(Excerpts from an interface dataset)
——
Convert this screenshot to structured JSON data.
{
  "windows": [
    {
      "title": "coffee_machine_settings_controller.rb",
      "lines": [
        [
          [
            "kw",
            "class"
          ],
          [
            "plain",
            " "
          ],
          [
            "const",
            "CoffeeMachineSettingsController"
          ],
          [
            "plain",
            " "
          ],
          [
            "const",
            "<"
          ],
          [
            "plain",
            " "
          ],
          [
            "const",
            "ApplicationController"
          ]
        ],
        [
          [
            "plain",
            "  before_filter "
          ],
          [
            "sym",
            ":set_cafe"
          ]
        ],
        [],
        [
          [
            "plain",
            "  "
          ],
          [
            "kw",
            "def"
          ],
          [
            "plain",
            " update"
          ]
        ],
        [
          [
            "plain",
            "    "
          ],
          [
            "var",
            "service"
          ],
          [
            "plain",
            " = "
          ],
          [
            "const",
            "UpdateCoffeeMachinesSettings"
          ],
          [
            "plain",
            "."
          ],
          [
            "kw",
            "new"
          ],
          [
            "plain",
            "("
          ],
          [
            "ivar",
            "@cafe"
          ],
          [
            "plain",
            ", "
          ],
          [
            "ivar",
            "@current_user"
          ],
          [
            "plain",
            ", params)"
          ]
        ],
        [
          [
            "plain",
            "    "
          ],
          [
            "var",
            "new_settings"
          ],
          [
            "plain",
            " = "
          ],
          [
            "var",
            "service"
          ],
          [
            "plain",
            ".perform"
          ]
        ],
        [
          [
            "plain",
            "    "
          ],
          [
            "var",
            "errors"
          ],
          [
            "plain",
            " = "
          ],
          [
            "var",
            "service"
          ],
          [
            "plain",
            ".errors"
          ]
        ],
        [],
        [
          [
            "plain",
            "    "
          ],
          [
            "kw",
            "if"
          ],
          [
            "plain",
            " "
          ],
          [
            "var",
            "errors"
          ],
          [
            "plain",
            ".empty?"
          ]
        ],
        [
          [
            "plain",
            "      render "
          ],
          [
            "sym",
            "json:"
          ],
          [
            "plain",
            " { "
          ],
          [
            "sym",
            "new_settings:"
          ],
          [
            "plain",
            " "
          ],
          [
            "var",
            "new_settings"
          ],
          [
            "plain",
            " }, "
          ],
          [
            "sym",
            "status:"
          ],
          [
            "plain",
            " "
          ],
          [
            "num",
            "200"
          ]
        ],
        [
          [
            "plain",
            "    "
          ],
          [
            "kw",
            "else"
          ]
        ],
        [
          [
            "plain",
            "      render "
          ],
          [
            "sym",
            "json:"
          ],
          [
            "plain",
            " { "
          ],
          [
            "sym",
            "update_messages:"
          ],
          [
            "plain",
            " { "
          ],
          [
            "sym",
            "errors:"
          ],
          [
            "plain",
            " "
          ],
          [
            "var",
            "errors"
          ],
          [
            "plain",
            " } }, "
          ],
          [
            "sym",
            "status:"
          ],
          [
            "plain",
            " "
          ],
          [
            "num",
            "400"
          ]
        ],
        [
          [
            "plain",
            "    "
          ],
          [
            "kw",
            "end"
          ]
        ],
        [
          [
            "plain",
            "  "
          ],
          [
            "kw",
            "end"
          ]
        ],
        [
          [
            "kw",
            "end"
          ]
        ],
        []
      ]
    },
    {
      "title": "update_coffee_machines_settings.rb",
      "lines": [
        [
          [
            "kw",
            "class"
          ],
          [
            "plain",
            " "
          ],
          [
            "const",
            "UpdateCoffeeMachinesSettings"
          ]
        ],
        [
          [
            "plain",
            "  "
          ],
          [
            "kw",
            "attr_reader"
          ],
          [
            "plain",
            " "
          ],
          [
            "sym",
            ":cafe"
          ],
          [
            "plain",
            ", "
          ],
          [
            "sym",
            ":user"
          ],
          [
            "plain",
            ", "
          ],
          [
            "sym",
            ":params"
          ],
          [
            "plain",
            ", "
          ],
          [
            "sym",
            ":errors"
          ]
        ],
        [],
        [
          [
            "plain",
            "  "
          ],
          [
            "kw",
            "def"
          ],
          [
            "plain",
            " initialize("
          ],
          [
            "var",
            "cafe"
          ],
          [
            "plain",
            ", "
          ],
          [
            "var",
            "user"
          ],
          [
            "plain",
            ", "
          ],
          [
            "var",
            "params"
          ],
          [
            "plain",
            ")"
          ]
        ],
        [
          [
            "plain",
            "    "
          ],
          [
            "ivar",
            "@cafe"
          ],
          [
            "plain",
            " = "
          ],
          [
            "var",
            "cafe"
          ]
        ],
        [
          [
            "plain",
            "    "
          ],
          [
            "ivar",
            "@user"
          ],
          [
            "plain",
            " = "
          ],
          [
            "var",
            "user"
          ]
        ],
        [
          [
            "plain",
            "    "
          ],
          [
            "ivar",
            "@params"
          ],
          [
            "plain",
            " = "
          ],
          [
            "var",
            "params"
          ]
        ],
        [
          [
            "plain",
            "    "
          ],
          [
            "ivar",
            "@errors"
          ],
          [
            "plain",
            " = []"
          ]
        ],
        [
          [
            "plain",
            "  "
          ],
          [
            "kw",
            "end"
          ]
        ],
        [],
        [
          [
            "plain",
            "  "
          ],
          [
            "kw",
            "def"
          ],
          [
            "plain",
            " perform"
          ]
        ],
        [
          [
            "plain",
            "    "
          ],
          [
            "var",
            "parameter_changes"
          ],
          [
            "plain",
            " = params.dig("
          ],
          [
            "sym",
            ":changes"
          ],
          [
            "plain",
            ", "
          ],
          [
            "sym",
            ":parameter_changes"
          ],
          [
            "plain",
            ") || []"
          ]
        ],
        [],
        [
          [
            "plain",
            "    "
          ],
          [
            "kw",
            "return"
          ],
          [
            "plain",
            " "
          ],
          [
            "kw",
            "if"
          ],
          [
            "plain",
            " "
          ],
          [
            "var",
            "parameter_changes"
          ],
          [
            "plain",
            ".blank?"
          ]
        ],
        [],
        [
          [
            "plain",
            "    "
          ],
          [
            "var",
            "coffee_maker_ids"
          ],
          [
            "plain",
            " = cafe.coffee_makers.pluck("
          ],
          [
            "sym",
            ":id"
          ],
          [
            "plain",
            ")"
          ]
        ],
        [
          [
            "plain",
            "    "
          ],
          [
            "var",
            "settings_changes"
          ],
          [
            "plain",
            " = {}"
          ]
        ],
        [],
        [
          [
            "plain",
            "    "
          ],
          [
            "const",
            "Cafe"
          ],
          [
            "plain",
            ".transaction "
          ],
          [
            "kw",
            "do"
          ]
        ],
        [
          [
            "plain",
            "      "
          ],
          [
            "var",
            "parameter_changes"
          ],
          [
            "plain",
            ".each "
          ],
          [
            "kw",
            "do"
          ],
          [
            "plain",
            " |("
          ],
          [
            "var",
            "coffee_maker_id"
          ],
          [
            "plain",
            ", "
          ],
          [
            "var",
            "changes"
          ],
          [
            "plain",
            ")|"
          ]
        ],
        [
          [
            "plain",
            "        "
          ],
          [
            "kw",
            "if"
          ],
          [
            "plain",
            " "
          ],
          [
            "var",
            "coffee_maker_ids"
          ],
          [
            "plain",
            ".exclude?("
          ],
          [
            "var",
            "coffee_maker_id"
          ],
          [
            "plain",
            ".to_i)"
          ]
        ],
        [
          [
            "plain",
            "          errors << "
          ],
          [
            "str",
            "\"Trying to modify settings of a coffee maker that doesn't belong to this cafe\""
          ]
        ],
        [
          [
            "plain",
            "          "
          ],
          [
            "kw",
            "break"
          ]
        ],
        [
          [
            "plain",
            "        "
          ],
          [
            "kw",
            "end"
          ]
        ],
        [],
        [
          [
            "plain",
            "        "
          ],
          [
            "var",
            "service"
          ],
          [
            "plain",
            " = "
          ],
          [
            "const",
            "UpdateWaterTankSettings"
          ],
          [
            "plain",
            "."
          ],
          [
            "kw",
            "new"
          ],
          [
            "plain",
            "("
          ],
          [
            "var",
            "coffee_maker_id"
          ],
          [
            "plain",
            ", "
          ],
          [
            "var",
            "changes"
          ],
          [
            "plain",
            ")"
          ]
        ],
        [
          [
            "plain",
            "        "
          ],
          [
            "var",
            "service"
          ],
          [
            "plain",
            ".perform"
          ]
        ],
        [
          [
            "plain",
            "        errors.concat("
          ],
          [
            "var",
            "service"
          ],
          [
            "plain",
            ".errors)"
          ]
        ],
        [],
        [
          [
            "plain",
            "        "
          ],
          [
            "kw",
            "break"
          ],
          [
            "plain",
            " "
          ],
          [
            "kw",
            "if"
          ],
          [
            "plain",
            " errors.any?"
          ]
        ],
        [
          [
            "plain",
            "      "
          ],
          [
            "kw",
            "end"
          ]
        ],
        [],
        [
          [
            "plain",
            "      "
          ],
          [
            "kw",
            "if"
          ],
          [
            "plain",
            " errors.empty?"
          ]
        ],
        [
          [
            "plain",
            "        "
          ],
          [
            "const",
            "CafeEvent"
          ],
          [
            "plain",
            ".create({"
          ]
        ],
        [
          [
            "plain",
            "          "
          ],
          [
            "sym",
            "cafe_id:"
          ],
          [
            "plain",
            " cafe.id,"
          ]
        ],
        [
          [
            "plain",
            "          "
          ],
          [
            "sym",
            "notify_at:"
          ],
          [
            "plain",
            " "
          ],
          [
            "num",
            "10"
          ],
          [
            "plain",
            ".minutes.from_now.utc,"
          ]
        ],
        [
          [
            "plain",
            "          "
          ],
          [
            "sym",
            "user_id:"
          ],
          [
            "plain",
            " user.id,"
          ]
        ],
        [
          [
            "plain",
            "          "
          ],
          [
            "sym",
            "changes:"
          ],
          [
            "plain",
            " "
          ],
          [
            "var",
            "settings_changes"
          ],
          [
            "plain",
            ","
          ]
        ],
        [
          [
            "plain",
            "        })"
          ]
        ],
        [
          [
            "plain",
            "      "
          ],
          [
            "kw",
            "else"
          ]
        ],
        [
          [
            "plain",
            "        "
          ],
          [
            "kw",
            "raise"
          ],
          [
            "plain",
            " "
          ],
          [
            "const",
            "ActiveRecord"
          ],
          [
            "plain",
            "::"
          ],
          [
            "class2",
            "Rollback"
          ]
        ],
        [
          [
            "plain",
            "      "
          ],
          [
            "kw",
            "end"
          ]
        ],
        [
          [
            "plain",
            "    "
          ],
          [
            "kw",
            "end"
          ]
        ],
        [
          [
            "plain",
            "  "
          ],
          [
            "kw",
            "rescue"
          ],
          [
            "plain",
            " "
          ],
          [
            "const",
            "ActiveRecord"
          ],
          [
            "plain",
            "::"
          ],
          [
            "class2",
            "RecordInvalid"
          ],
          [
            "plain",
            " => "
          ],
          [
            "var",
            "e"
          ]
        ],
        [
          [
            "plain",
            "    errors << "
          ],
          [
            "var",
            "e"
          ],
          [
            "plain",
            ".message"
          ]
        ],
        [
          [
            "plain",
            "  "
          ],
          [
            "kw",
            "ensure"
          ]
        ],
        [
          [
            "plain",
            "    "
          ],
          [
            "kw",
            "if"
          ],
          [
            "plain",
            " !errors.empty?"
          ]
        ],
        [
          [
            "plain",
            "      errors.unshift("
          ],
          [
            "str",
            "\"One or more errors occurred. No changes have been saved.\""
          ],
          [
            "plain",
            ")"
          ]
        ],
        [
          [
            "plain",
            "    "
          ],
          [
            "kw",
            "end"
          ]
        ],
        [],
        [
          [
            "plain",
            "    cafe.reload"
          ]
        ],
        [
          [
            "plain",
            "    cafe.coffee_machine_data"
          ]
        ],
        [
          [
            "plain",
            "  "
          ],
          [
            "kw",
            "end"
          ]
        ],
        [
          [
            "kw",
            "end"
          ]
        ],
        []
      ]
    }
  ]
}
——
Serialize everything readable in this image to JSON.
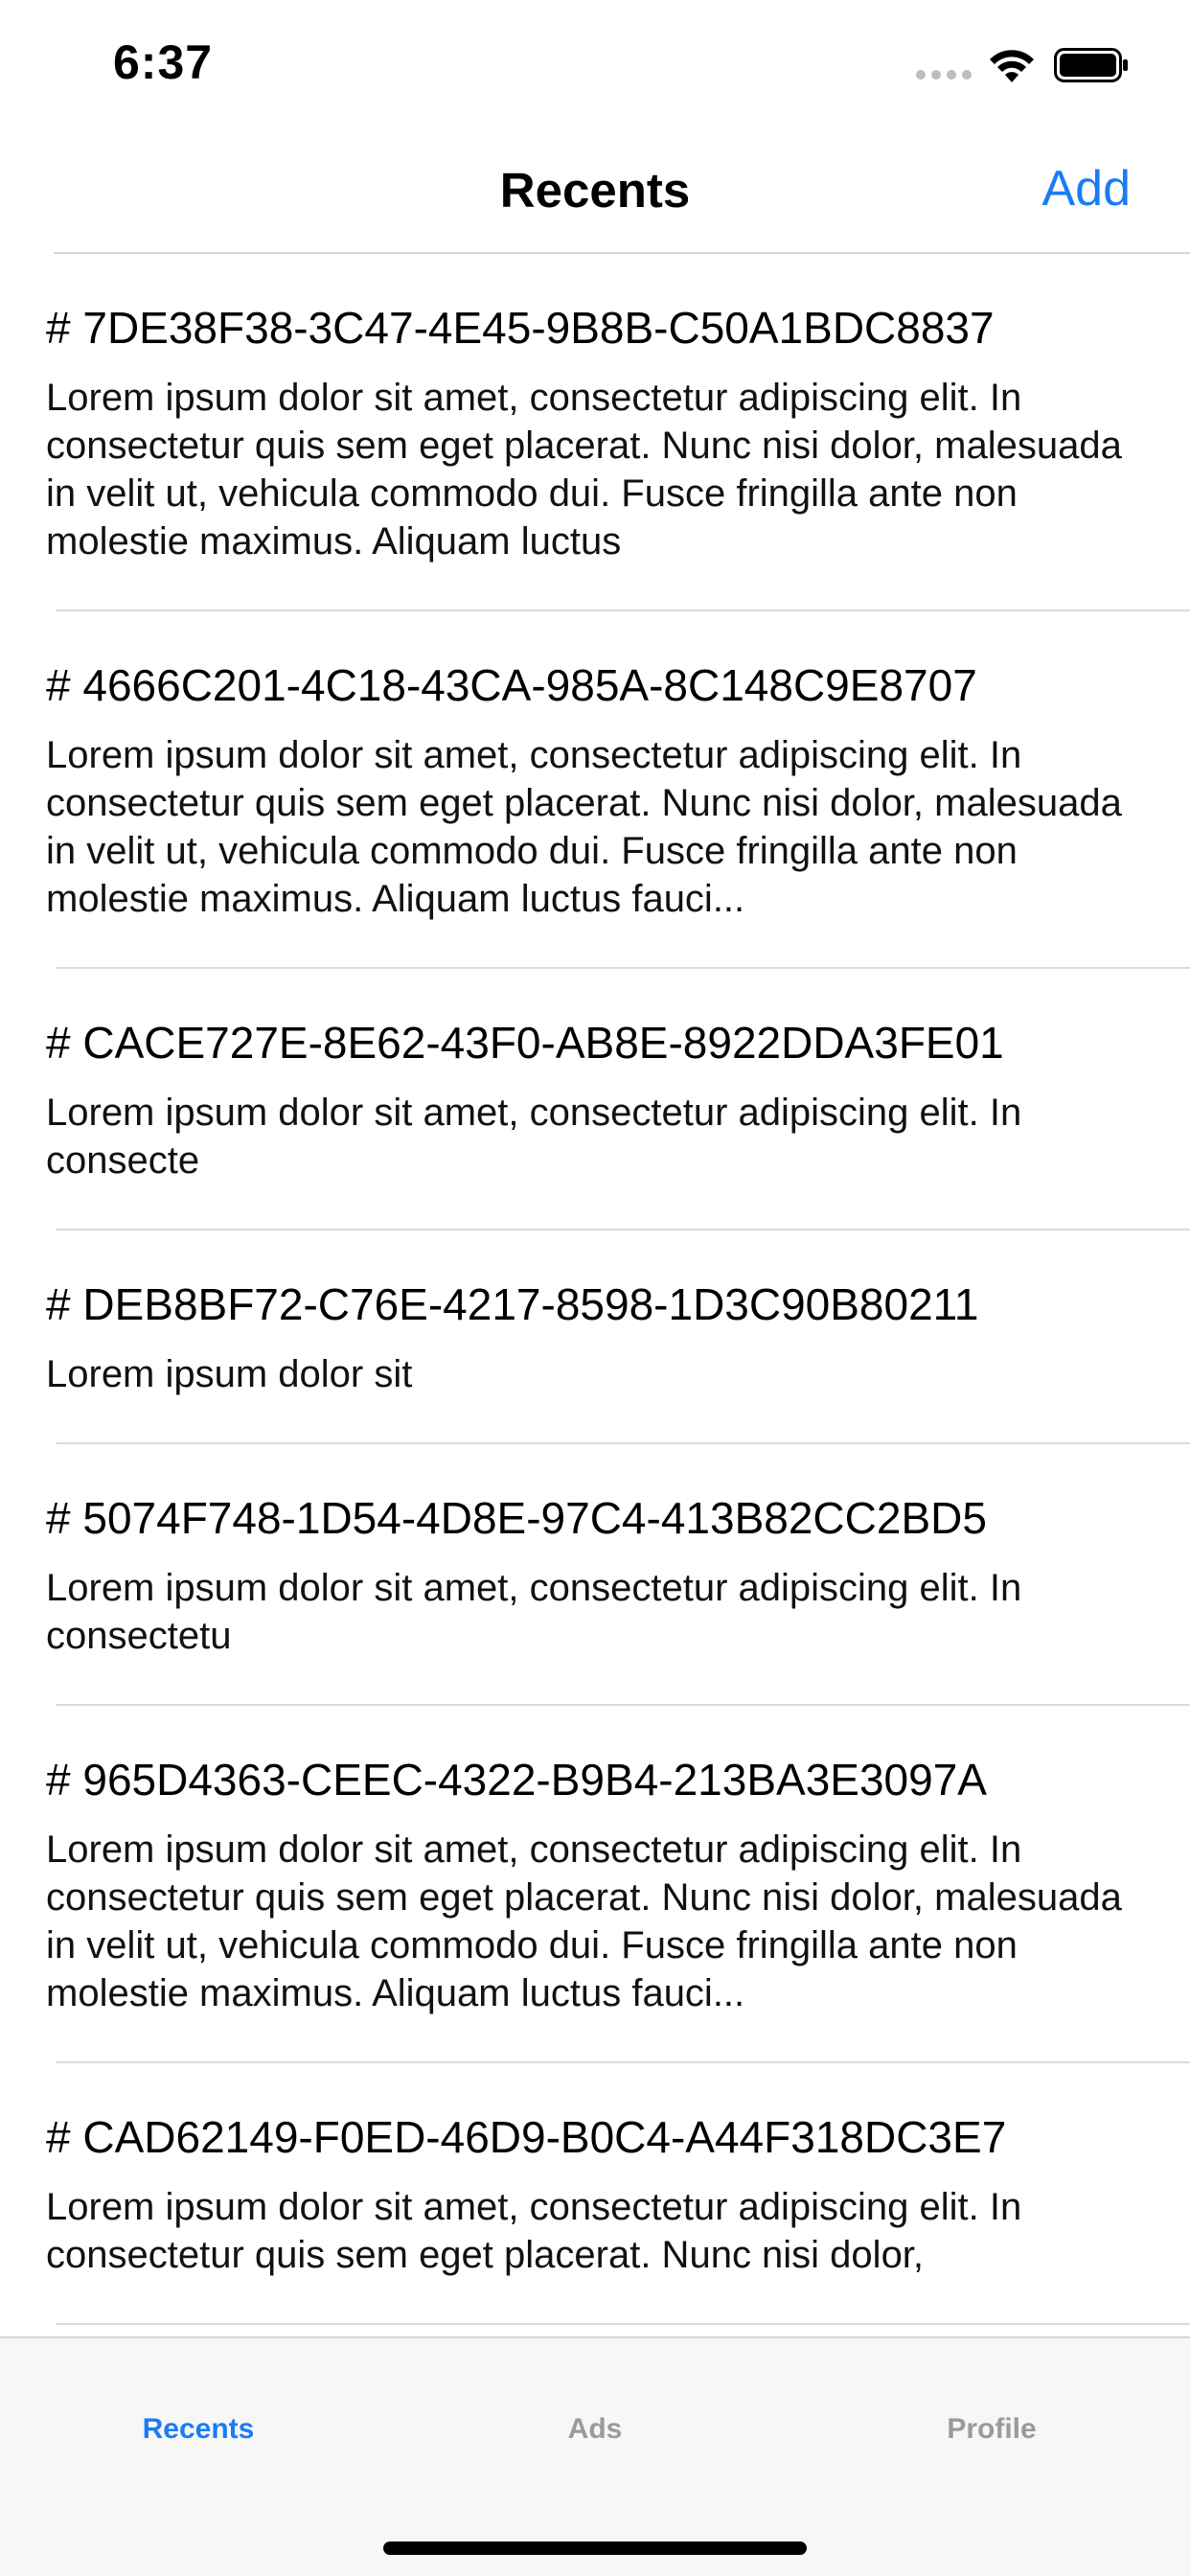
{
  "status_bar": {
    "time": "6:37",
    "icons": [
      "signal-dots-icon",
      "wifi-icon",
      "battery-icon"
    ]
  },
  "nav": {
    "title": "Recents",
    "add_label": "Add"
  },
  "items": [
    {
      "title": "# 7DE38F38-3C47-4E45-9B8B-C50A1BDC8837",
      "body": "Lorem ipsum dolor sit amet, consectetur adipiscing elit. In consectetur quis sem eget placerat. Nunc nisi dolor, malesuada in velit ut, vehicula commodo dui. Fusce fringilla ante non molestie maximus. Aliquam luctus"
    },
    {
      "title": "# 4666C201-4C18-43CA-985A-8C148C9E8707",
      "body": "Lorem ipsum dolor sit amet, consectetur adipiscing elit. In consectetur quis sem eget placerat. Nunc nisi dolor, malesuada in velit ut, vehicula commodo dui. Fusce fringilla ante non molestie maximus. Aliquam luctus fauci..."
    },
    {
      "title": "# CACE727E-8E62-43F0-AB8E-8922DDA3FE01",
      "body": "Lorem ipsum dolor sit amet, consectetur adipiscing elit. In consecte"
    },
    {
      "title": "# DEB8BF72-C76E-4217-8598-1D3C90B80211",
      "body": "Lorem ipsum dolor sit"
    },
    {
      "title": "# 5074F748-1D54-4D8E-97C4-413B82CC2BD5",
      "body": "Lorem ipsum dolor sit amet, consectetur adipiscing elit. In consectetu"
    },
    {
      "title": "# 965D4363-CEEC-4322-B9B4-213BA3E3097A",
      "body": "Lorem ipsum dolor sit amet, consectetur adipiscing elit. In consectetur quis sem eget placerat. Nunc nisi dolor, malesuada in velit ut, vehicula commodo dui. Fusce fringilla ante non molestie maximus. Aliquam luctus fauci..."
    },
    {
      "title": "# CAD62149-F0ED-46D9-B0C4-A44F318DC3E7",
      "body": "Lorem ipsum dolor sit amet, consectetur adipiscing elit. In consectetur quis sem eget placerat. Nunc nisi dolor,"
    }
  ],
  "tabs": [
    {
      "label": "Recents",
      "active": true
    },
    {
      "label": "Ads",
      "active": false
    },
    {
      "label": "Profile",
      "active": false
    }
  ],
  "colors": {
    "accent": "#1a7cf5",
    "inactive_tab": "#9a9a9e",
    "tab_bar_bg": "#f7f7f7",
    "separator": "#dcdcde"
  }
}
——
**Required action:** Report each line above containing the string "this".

**Task answer:**
Convert this screenshot to structured JSON data.
            "\"Trying to modify settings of a coffee maker that doesn't belong to this cafe\""
Serialize everything readable in this image to JSON.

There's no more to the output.